── DATASET EXCERPTS

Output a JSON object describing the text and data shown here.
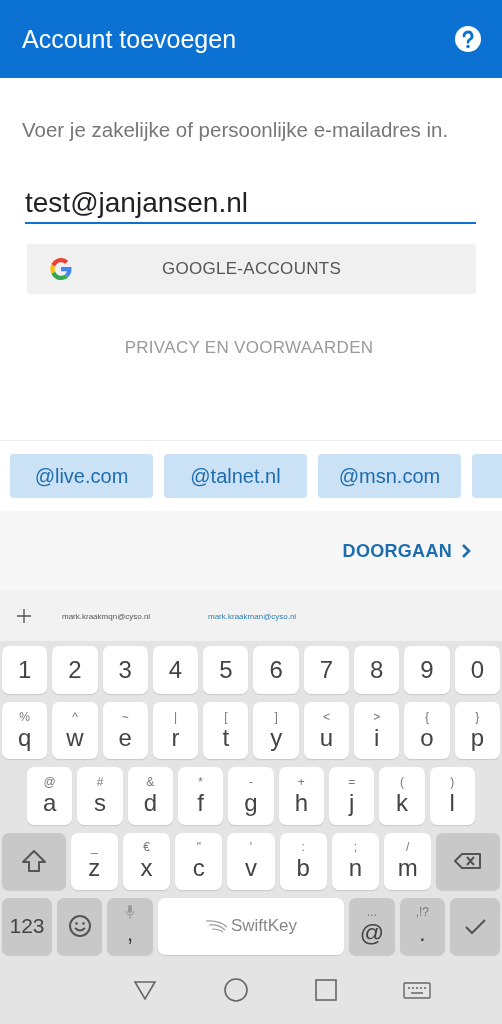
{
  "app_bar": {
    "title": "Account toevoegen"
  },
  "instruction": "Voer je zakelijke of persoonlijke e-mailadres in.",
  "email_field": {
    "value": "test@janjansen.nl"
  },
  "google_button": {
    "label": "GOOGLE-ACCOUNTS"
  },
  "privacy_link": {
    "label": "PRIVACY EN VOORWAARDEN"
  },
  "domain_chips": [
    {
      "label": "@live.com"
    },
    {
      "label": "@talnet.nl"
    },
    {
      "label": "@msn.com"
    }
  ],
  "continue_button": {
    "label": "DOORGAAN"
  },
  "suggestions": [
    {
      "label": "mark.kraakmqn@cyso.nl",
      "selected": false
    },
    {
      "label": "mark.kraakman@cyso.nl",
      "selected": true
    }
  ],
  "keyboard": {
    "number_row": [
      {
        "kind": "char",
        "label": "1"
      },
      {
        "kind": "char",
        "label": "2"
      },
      {
        "kind": "char",
        "label": "3"
      },
      {
        "kind": "char",
        "label": "4"
      },
      {
        "kind": "char",
        "label": "5"
      },
      {
        "kind": "char",
        "label": "6"
      },
      {
        "kind": "char",
        "label": "7"
      },
      {
        "kind": "char",
        "label": "8"
      },
      {
        "kind": "char",
        "label": "9"
      },
      {
        "kind": "char",
        "label": "0"
      }
    ],
    "top_row": [
      {
        "kind": "char",
        "label": "q",
        "hint": "%"
      },
      {
        "kind": "char",
        "label": "w",
        "hint": "^"
      },
      {
        "kind": "char",
        "label": "e",
        "hint": "~"
      },
      {
        "kind": "char",
        "label": "r",
        "hint": "|"
      },
      {
        "kind": "char",
        "label": "t",
        "hint": "["
      },
      {
        "kind": "char",
        "label": "y",
        "hint": "]"
      },
      {
        "kind": "char",
        "label": "u",
        "hint": "<"
      },
      {
        "kind": "char",
        "label": "i",
        "hint": ">"
      },
      {
        "kind": "char",
        "label": "o",
        "hint": "{"
      },
      {
        "kind": "char",
        "label": "p",
        "hint": "}"
      }
    ],
    "home_row": [
      {
        "kind": "char",
        "label": "a",
        "hint": "@"
      },
      {
        "kind": "char",
        "label": "s",
        "hint": "#"
      },
      {
        "kind": "char",
        "label": "d",
        "hint": "&"
      },
      {
        "kind": "char",
        "label": "f",
        "hint": "*"
      },
      {
        "kind": "char",
        "label": "g",
        "hint": "-"
      },
      {
        "kind": "char",
        "label": "h",
        "hint": "+"
      },
      {
        "kind": "char",
        "label": "j",
        "hint": "="
      },
      {
        "kind": "char",
        "label": "k",
        "hint": "("
      },
      {
        "kind": "char",
        "label": "l",
        "hint": ")"
      }
    ],
    "bottom_row": [
      {
        "kind": "shift"
      },
      {
        "kind": "char",
        "label": "z",
        "hint": "_"
      },
      {
        "kind": "char",
        "label": "x",
        "hint": "€"
      },
      {
        "kind": "char",
        "label": "c",
        "hint": "\""
      },
      {
        "kind": "char",
        "label": "v",
        "hint": "'"
      },
      {
        "kind": "char",
        "label": "b",
        "hint": ":"
      },
      {
        "kind": "char",
        "label": "n",
        "hint": ";"
      },
      {
        "kind": "char",
        "label": "m",
        "hint": "/"
      },
      {
        "kind": "backspace"
      }
    ],
    "function_row": [
      {
        "kind": "symbols",
        "label": "123"
      },
      {
        "kind": "emoji"
      },
      {
        "kind": "mic-punct",
        "label": ","
      },
      {
        "kind": "space",
        "label": "SwiftKey"
      },
      {
        "kind": "punct",
        "label": "@",
        "hint": "..."
      },
      {
        "kind": "punct",
        "label": ".",
        "hint": ",!?"
      },
      {
        "kind": "enter"
      }
    ]
  }
}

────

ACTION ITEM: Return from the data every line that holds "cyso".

OUTPUT FOR THIS EXERCISE:
      "label": "mark.kraakmqn@cyso.nl",
      "label": "mark.kraakman@cyso.nl",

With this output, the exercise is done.